CHARLESTON, W.Va. -- After years of struggling against "slumlords" and their shabby apartments, Charleston launched a rental reform in 2010. Landlords were required to register their units with the city. Three new city building inspectors were hired, doubling the staff. Safe apartments were approved and certified. This crackdown was expected to eliminate roach-infested hellholes unfit for human life.
Why, then, was Charleston still tainted by a disgusting house at 1411 Jackson St. that leaped into the news last week? The structure had been divided into seven grubby apartments housing 15 to 20 people, including children -- with no water or central heat, but plenty of roaches, bedbugs and filth.
How could the landlord collect nearly $500 per month for such apartments? How could the occupants endure it?

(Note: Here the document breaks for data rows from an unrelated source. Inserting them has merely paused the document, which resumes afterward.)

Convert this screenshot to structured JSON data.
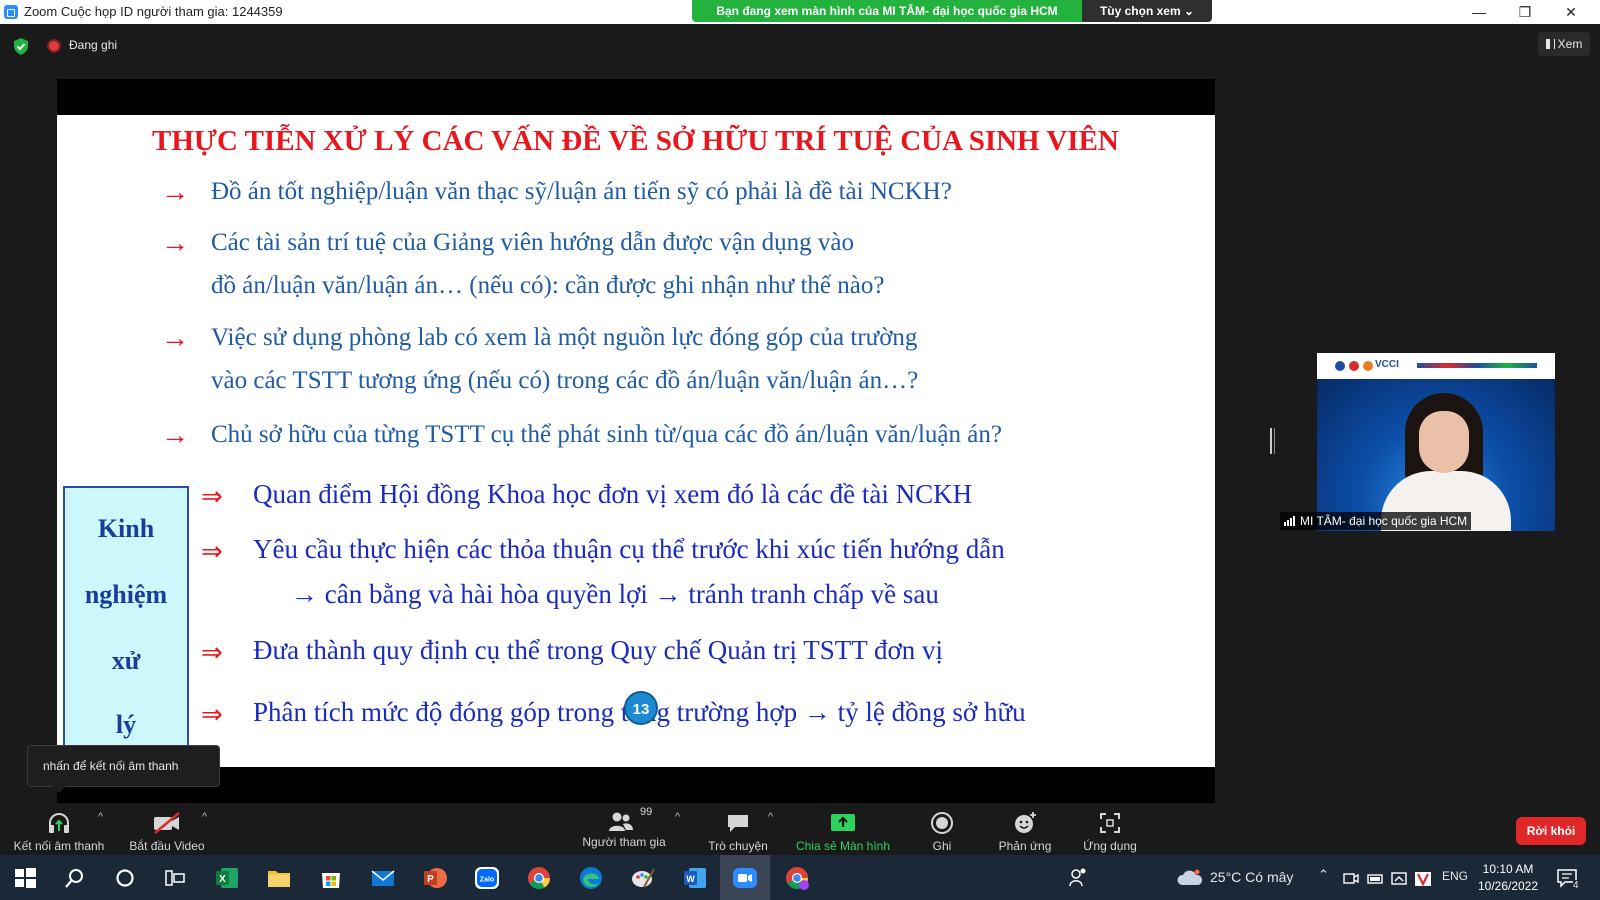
{
  "window": {
    "title": "Zoom Cuộc họp ID người tham gia: 1244359",
    "share_banner": "Bạn đang xem màn hình của MI TÂM- đại học quốc gia HCM",
    "view_options": "Tùy chọn xem ⌄",
    "minimize_glyph": "—",
    "restore_glyph": "❐",
    "close_glyph": "✕"
  },
  "status": {
    "recording_label": "Đang ghi",
    "view_button": "Xem"
  },
  "slide": {
    "title": "THỰC TIỄN XỬ LÝ CÁC VẤN ĐỀ VỀ SỞ HỮU TRÍ TUỆ CỦA SINH VIÊN",
    "arrow_glyph": "→",
    "double_arrow_glyph": "⇒",
    "questions": [
      {
        "lines": [
          "Đồ án tốt nghiệp/luận văn thạc sỹ/luận án tiến sỹ có phải là đề tài NCKH?"
        ]
      },
      {
        "lines": [
          "Các tài sản trí tuệ của Giảng viên hướng dẫn được vận dụng vào",
          "đồ án/luận văn/luận án… (nếu có): cần được ghi nhận như thế nào?"
        ]
      },
      {
        "lines": [
          "Việc sử dụng phòng lab có xem là một nguồn lực đóng góp của trường",
          "vào các TSTT tương ứng (nếu có) trong các đồ án/luận văn/luận án…?"
        ]
      },
      {
        "lines": [
          "Chủ sở hữu của từng TSTT cụ thể phát sinh từ/qua các đồ án/luận văn/luận án?"
        ]
      }
    ],
    "experience_words": [
      "Kinh",
      "nghiệm",
      "xử",
      "lý"
    ],
    "experience_items": [
      "Quan điểm Hội đồng Khoa học đơn vị xem đó là các đề tài NCKH",
      "Yêu cầu thực hiện các thỏa thuận cụ thể trước khi xúc tiến hướng dẫn",
      "→  cân bằng và hài hòa quyền lợi → tránh tranh chấp về sau",
      "Đưa thành quy định cụ thể trong Quy chế Quản trị TSTT đơn vị",
      "Phân tích mức độ đóng góp trong từng trường hợp → tỷ lệ đồng sở hữu"
    ],
    "page_number": "13"
  },
  "video": {
    "participant_name": "MI TÂM- đại học quốc gia HCM",
    "banner_text": "VCCI"
  },
  "tooltip": {
    "text": "nhấn để kết nối âm thanh"
  },
  "toolbar": {
    "audio_label": "Kết nối âm thanh",
    "video_label": "Bắt đầu Video",
    "participants_label": "Người tham gia",
    "participants_count": "99",
    "chat_label": "Trò chuyện",
    "share_label": "Chia sẻ Màn hình",
    "record_label": "Ghi",
    "reactions_label": "Phản ứng",
    "apps_label": "Ứng dụng",
    "leave_label": "Rời khỏi",
    "caret_glyph": "^"
  },
  "taskbar": {
    "weather": "25°C  Có mây",
    "language": "ENG",
    "time": "10:10 AM",
    "date": "10/26/2022",
    "notification_count": "4",
    "app_icons": [
      "start-icon",
      "search-icon",
      "cortana-icon",
      "task-view-icon",
      "excel-icon",
      "file-explorer-icon",
      "store-icon",
      "mail-icon",
      "powerpoint-icon",
      "zalo-icon",
      "chrome-icon",
      "edge-icon",
      "paint-icon",
      "word-icon",
      "zoom-icon",
      "chrome-profile-icon"
    ],
    "excel_letter": "X",
    "ppt_letter": "P",
    "word_letter": "W",
    "zalo_text": "Zalo"
  },
  "colors": {
    "slide_title": "#e8161d",
    "question_text": "#1f5ba6",
    "experience_text": "#1b2bbf",
    "share_banner": "#23b23e",
    "leave_button": "#e02828"
  }
}
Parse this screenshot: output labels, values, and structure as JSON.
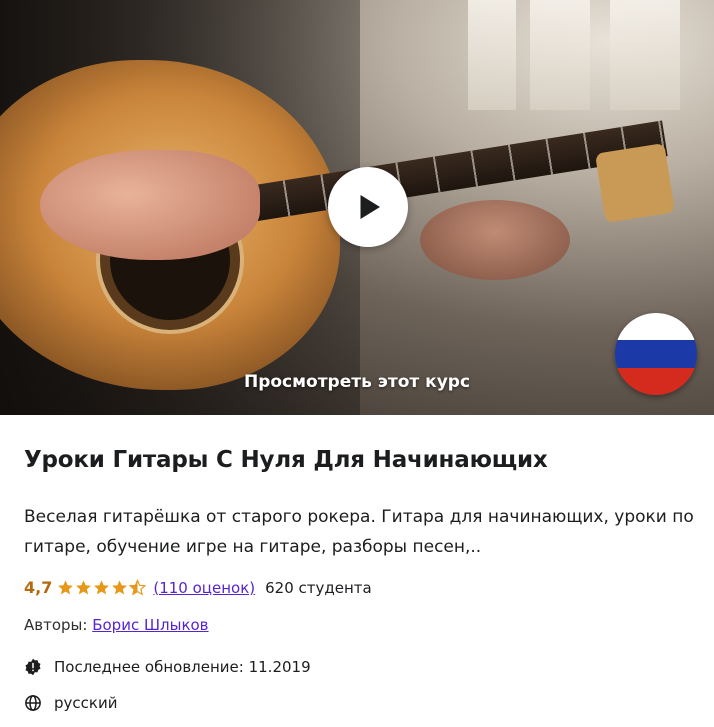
{
  "hero": {
    "preview_label": "Просмотреть этот курс",
    "play_icon": "play-icon",
    "language_flag": "russia-flag",
    "flag_colors": [
      "#ffffff",
      "#1c39a8",
      "#d52b1e"
    ]
  },
  "course": {
    "title": "Уроки Гитары С Нуля Для Начинающих",
    "description": "Веселая гитарёшка от старого рокера. Гитара для начинающих, уроки по гитаре, обучение игре на гитаре, разборы песен,..",
    "rating": "4,7",
    "rating_value": 4.7,
    "reviews_label": "(110 оценок)",
    "students_label": "620 студента",
    "authors_prefix": "Авторы:",
    "author_name": "Борис Шлыков",
    "updated_label": "Последнее обновление: 11.2019",
    "language_label": "русский"
  },
  "colors": {
    "star": "#e59819",
    "rating_text": "#b4690e",
    "link": "#5624d0"
  }
}
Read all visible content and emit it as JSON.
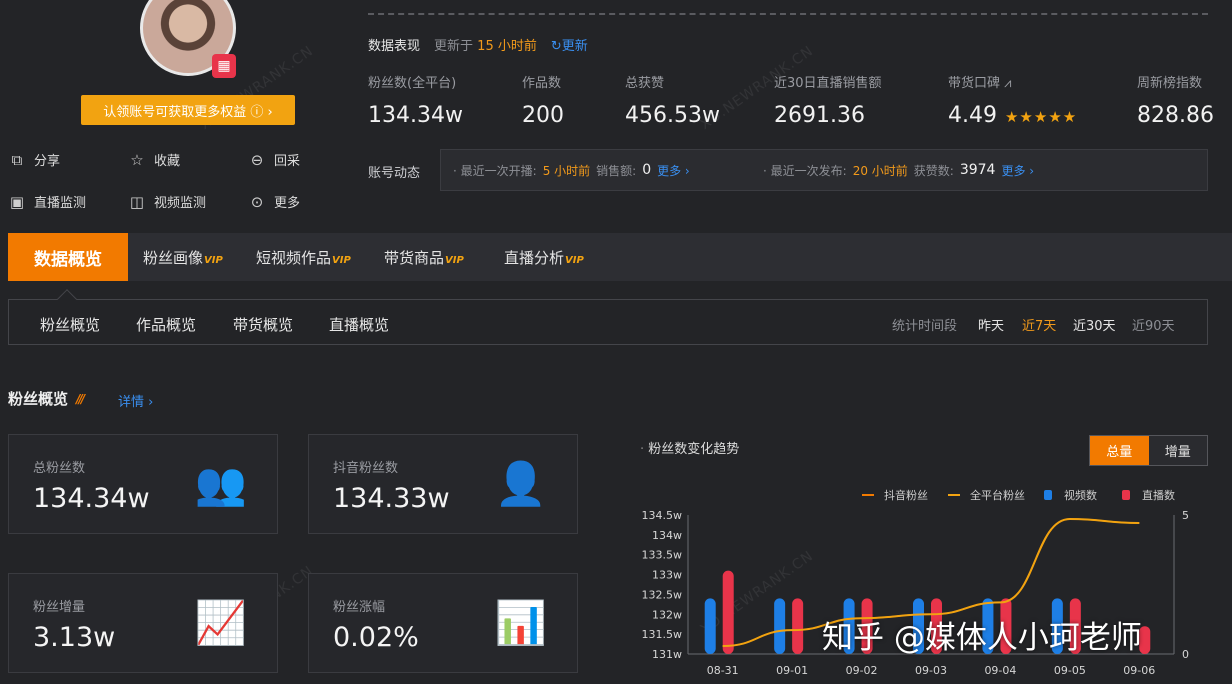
{
  "profile": {
    "claim_button": "认领账号可获取更多权益 ⓘ ›",
    "actions": [
      "分享",
      "收藏",
      "回采",
      "直播监测",
      "视频监测",
      "更多"
    ]
  },
  "performance": {
    "title": "数据表现",
    "updated_prefix": "更新于",
    "updated_value": "15 小时前",
    "refresh": "更新"
  },
  "stats": [
    {
      "label": "粉丝数(全平台)",
      "value": "134.34w"
    },
    {
      "label": "作品数",
      "value": "200"
    },
    {
      "label": "总获赞",
      "value": "456.53w"
    },
    {
      "label": "近30日直播销售额",
      "value": "2691.36"
    },
    {
      "label": "带货口碑",
      "value": "4.49",
      "rating": 4.49,
      "rating_max": 5
    },
    {
      "label": "周新榜指数",
      "value": "828.86"
    }
  ],
  "dynamics": {
    "label": "账号动态",
    "live_prefix": "· 最近一次开播:",
    "live_value": "5 小时前",
    "sales_label": "销售额:",
    "sales_value": "0",
    "more1": "更多 ›",
    "publish_prefix": "· 最近一次发布:",
    "publish_value": "20 小时前",
    "likes_label": "获赞数:",
    "likes_value": "3974",
    "more2": "更多 ›"
  },
  "main_tabs": [
    {
      "label": "数据概览",
      "vip": ""
    },
    {
      "label": "粉丝画像",
      "vip": "VIP"
    },
    {
      "label": "短视频作品",
      "vip": "VIP"
    },
    {
      "label": "带货商品",
      "vip": "VIP"
    },
    {
      "label": "直播分析",
      "vip": "VIP"
    }
  ],
  "sub_tabs": [
    "粉丝概览",
    "作品概览",
    "带货概览",
    "直播概览"
  ],
  "period": {
    "label": "统计时间段",
    "options": [
      "昨天",
      "近7天",
      "近30天",
      "近90天"
    ],
    "selected": "近7天"
  },
  "fans_section": {
    "title": "粉丝概览",
    "detail": "详情 ›"
  },
  "cards": [
    {
      "label": "总粉丝数",
      "value": "134.34w"
    },
    {
      "label": "抖音粉丝数",
      "value": "134.33w"
    },
    {
      "label": "粉丝增量",
      "value": "3.13w"
    },
    {
      "label": "粉丝涨幅",
      "value": "0.02%"
    }
  ],
  "chart_toggle": {
    "on": "总量",
    "off": "增量"
  },
  "watermark_text": "XD.NEWRANK.CN",
  "zhihu_watermark": "知乎 @媒体人小珂老师",
  "colors": {
    "accent": "#f27a00",
    "star": "#f2a311",
    "link": "#3a8ff0",
    "video_bar": "#1e7fe6",
    "live_bar": "#e8344a",
    "line": "#f2a311"
  },
  "chart_data": {
    "type": "line",
    "title": "粉丝数变化趋势",
    "categories": [
      "08-31",
      "09-01",
      "09-02",
      "09-03",
      "09-04",
      "09-05",
      "09-06"
    ],
    "y_left": {
      "ticks": [
        "131w",
        "131.5w",
        "132w",
        "132.5w",
        "133w",
        "133.5w",
        "134w",
        "134.5w"
      ],
      "range": [
        131,
        134.5
      ]
    },
    "y_right": {
      "ticks": [
        "0",
        "5"
      ],
      "range": [
        0,
        5
      ]
    },
    "legend": [
      "抖音粉丝",
      "全平台粉丝",
      "视频数",
      "直播数"
    ],
    "legend_position": "top-right",
    "series": [
      {
        "name": "抖音粉丝",
        "type": "line",
        "axis": "left",
        "values": [
          131.2,
          131.6,
          131.9,
          132.0,
          132.3,
          134.4,
          134.3
        ]
      },
      {
        "name": "全平台粉丝",
        "type": "line",
        "axis": "left",
        "values": [
          131.2,
          131.6,
          131.9,
          132.0,
          132.3,
          134.4,
          134.3
        ]
      },
      {
        "name": "视频数",
        "type": "bar",
        "axis": "right",
        "values": [
          2,
          2,
          2,
          2,
          2,
          2,
          0
        ]
      },
      {
        "name": "直播数",
        "type": "bar",
        "axis": "right",
        "values": [
          3,
          2,
          2,
          2,
          2,
          2,
          1
        ]
      }
    ]
  }
}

City officials were well aware of the place. Police Lt. Shawn Williams said officers had been called there for drugs, prostitution and other problems about 1,000 times over the years.
When inspectors and police arrived Thursday to condemn the house, owner Timothy Harold Stone allegedly brandished a screwdriver and was arrested. Then the place was padlocked and its sorry residents evicted.
"In my 15 years' experience, it's one of the worst I've seen," Lt. Williams was quoted. "Utterly deplorable. He'd broken up the house into seven units and was charging them basically $500 a month for nothing. There was no running water."
Since Charleston's 2010 rental reform began, inspectors have complained that the worst slumlords don't register their units -- and when inspectors try to examine apartments, they often can't enter because nobody's home or because landlords refuse admittance -- and when complaints are filed officially, slow paperwork drags on for months.
On the other hand, reports say most landlords cooperate with the new system, gladly fixing any problems found by inspectors. Some proudly display their certification as a selling point for renters.
How many other pathetic examples like the Jackson Street mess still exist? Perhaps the new city program should revise its priorities, putting routine inspections on a back burner while swift, urgent action is focused on problem spots.